Overall, Grimm's writers seem to be focused on writing their women as people first and women second, which is arguably our favorite philosophy of writing women. The downside to this philosophy is being aware of lazy writing patterns (as distinct from tropes, which can be useful shorthand) and beginning to write standard cliched women's roles. Which is probably a large part of fandom's objection to Rosalee and Juliette as they currently stand, that their places have been edging toward Love Interest on screen over competent and intelligent women in their own rights. Juliette's reactions to the love potion and amnesia and Nick's reaction to both showcase her competence and intelligence, but they also occur as a reaction to the actions of a man with a romantic connection to her, and the same with Adalind. Thus, on the one hand, yay for complex characters, and on the other hand it would be nice to see some female action not related to love and romance. (This is most likely to occur if we get a recurring female villain not connected to the Schades, as far as we can tell.) It will also be interesting to see what, if any, subtle/snarky commentary the writers have as regards Royal society and especially as regards their opinion of women given that it currently leans towards the most common view of feudal/medieval aristocracy, where the women are showpieces and the men have the real power. Moreover, there seems to be some difference between how true Royals such as Mia are treated and how Hexenbiests survive; we have never seen a full-blooded male Hexenbiest and in fact have some grounds to believe none exist. There's a lot of interesting gender commentary they could put into an explanation of that, and we look forward (with, admittedly, some trepidation) to how they address these and other issues.

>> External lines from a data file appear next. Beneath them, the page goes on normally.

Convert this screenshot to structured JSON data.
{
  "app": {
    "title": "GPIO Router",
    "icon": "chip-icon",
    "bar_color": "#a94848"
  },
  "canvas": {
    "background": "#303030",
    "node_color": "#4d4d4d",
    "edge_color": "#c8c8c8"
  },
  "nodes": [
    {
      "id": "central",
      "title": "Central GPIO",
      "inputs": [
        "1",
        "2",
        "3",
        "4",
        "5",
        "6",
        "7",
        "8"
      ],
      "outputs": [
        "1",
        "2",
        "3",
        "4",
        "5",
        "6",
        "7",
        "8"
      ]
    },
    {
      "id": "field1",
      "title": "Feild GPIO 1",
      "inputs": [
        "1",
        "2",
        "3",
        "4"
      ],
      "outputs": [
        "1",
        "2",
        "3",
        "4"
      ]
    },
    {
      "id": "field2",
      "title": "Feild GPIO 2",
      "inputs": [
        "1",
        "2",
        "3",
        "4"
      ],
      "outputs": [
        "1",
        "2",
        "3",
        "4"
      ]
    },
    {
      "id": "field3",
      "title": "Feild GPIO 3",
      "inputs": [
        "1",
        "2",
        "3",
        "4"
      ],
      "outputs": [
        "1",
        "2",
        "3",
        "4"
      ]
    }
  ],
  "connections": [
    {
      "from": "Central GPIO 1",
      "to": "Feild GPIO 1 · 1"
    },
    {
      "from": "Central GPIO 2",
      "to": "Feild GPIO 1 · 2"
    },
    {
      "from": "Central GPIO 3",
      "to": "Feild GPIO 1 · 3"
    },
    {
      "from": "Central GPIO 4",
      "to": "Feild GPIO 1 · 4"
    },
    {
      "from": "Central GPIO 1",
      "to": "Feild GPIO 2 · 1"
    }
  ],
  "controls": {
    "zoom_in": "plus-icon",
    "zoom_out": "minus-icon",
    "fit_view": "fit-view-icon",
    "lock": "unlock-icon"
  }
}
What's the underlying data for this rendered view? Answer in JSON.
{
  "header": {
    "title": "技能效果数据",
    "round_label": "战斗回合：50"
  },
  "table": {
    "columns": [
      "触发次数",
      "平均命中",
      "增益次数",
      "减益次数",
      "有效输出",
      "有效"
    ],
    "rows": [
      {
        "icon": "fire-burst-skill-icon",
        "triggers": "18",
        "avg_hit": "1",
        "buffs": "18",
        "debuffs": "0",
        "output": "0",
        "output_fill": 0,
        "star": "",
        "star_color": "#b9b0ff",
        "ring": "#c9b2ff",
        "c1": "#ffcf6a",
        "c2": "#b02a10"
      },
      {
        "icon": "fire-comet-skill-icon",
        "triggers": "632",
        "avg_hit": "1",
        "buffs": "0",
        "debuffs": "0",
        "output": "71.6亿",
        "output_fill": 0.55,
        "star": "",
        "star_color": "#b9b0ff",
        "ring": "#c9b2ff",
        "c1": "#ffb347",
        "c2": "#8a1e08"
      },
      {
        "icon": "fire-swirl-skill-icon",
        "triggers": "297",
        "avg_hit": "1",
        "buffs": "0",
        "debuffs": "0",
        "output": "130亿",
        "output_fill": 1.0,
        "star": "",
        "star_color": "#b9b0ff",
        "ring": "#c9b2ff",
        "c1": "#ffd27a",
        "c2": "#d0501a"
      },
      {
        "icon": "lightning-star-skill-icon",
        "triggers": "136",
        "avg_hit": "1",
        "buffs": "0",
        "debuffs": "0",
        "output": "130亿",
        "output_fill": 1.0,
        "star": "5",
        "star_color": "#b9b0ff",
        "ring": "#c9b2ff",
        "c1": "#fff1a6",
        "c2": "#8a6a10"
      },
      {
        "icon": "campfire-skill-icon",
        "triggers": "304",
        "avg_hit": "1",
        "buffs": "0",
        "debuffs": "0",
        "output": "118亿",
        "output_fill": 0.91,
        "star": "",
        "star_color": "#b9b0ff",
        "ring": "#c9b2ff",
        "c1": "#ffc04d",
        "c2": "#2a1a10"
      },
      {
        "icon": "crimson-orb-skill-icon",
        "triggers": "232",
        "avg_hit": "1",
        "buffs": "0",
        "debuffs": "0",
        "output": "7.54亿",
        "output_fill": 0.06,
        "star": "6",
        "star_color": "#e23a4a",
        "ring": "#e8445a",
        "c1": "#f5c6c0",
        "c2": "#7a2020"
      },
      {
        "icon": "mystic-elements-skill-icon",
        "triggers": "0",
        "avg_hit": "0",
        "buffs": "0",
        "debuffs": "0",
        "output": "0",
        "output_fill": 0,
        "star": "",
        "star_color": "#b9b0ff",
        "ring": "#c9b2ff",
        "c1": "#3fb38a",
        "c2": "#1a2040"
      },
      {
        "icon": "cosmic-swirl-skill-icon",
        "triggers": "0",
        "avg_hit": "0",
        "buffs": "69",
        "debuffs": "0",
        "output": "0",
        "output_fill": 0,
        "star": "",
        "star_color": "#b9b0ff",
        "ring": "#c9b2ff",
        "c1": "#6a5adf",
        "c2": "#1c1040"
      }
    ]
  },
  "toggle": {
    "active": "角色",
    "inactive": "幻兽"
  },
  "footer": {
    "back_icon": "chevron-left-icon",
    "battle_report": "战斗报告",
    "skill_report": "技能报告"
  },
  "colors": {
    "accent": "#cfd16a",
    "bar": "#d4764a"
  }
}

  1. I think it's particularly interesting that, as you say, the good women don't act as quickly as the evil ones. Combined with the rigid world views vs. more fluid ones, there's some interesting subtext there about thinking things through and looking before you leap [good] vs. acting more impulsively [bad or at least dangerous]. Which is an interesting reflection on Nick's behavior, because on the one hand he's very instinct-driven but on the other hand he takes the time to understand Wesen instead of shooting first and asking questions later.

    1. I hadn't noticed it until I started looking at it for this essay, but it does seem to be an ongoing trend. Part of it can be attributed to the fact that the protagonists get more screen time than the antagonists, but not nearly as much as some other shows considering, Adalind. As far as Nick, it might be interesting to see but, I think, carrying your theory on a bit, he gets into the most trouble when he runs on his instincts as opposed to taking the time to consult his books and Monroe and such.